◆ **Exercise description**
Copy each line from the data that has the word "stethoscope" in it.

══ Records to use

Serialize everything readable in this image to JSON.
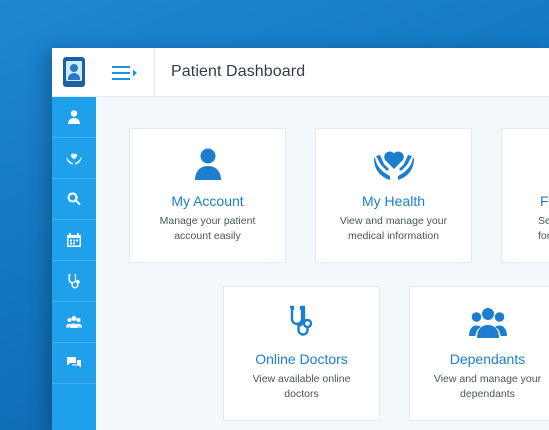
{
  "header": {
    "title": "Patient Dashboard"
  },
  "cards": [
    {
      "title": "My Account",
      "description": "Manage your patient\naccount easily",
      "icon": "user-icon"
    },
    {
      "title": "My Health",
      "description": "View and manage your\nmedical information",
      "icon": "heart-hands-icon"
    },
    {
      "title": "Fi",
      "description": "Se\nfor y",
      "icon": ""
    },
    {
      "title": "Online Doctors",
      "description": "View available online\ndoctors",
      "icon": "stethoscope-icon"
    },
    {
      "title": "Dependants",
      "description": "View and manage your\ndependants",
      "icon": "group-icon"
    }
  ],
  "sidebar": {
    "items": [
      {
        "icon": "user-icon"
      },
      {
        "icon": "heart-hands-icon"
      },
      {
        "icon": "search-icon"
      },
      {
        "icon": "calendar-icon"
      },
      {
        "icon": "stethoscope-icon"
      },
      {
        "icon": "group-icon"
      },
      {
        "icon": "chat-icon"
      }
    ]
  },
  "colors": {
    "accent": "#1ea0ea",
    "brand": "#1d7ed0",
    "background": "#1173bd"
  }
}
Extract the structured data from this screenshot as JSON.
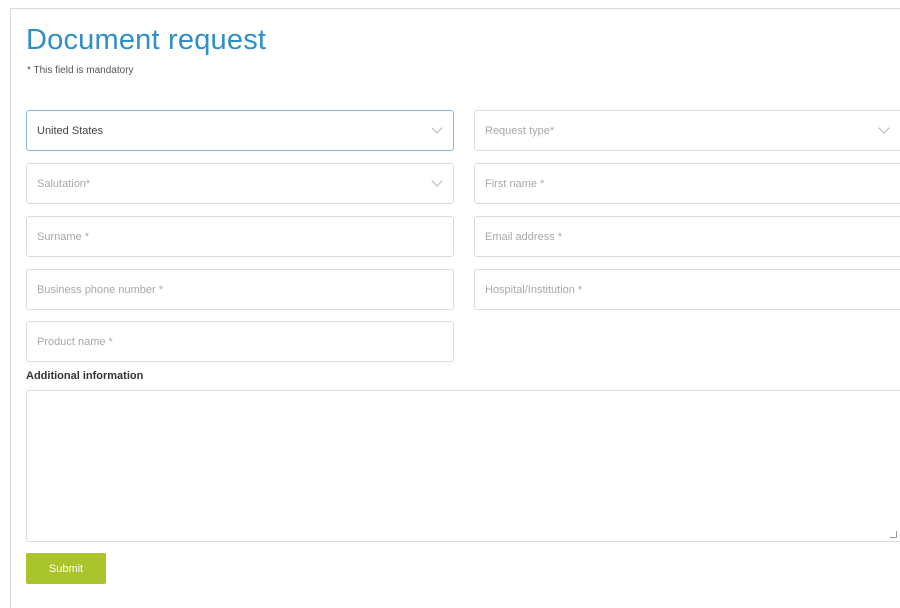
{
  "form": {
    "title": "Document request",
    "mandatory_note": "* This field is mandatory",
    "fields": {
      "country": {
        "value": "United States"
      },
      "request_type": {
        "placeholder": "Request type*"
      },
      "salutation": {
        "placeholder": "Salutation*"
      },
      "first_name": {
        "placeholder": "First name *"
      },
      "surname": {
        "placeholder": "Surname *"
      },
      "email": {
        "placeholder": "Email address *"
      },
      "phone": {
        "placeholder": "Business phone number *"
      },
      "hospital": {
        "placeholder": "Hospital/Institution *"
      },
      "product": {
        "placeholder": "Product name *"
      }
    },
    "additional_info_label": "Additional information",
    "submit_label": "Submit"
  }
}
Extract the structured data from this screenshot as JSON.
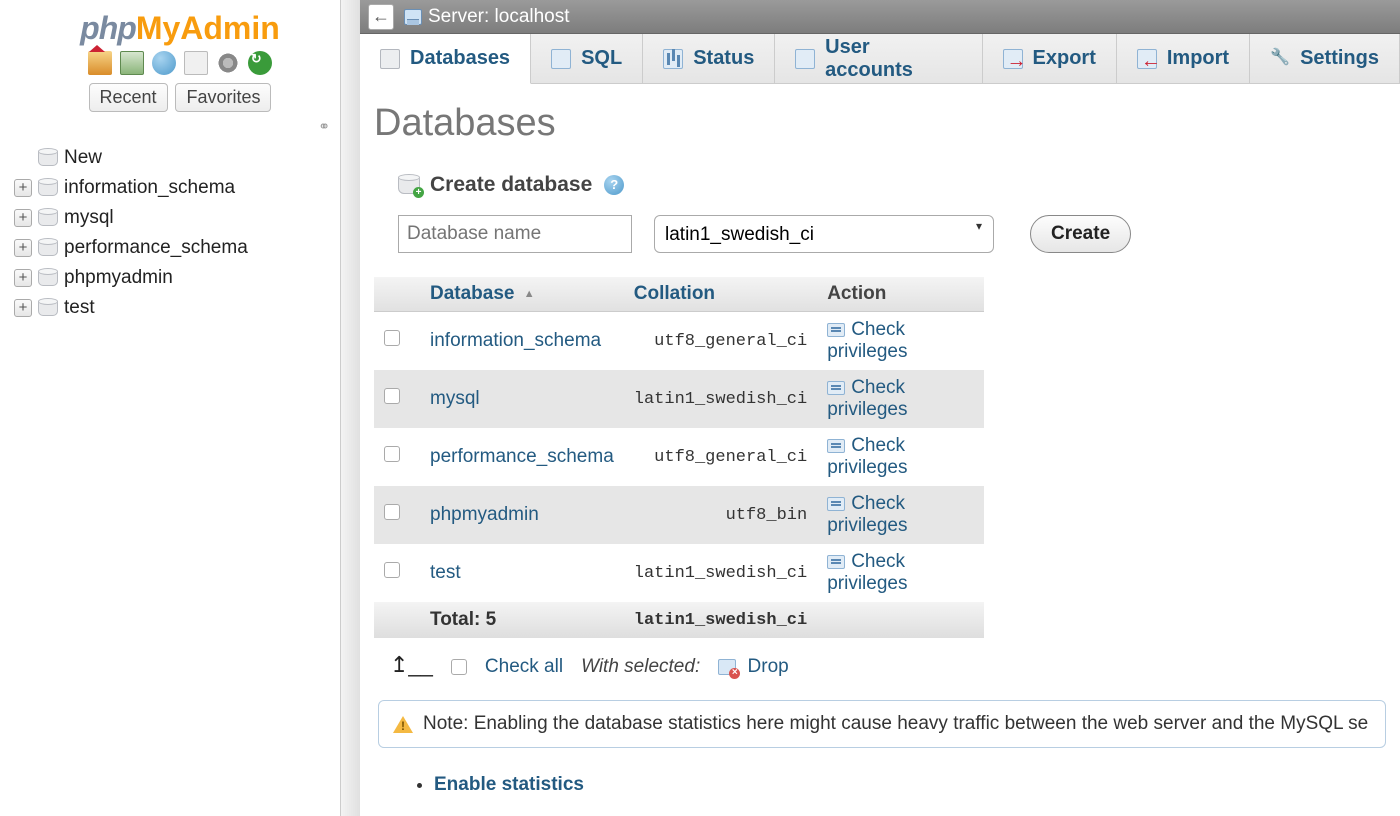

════

◆ **Written response**
      "icon": "stethoscope-icon"
        "icon": "stethoscope-icon"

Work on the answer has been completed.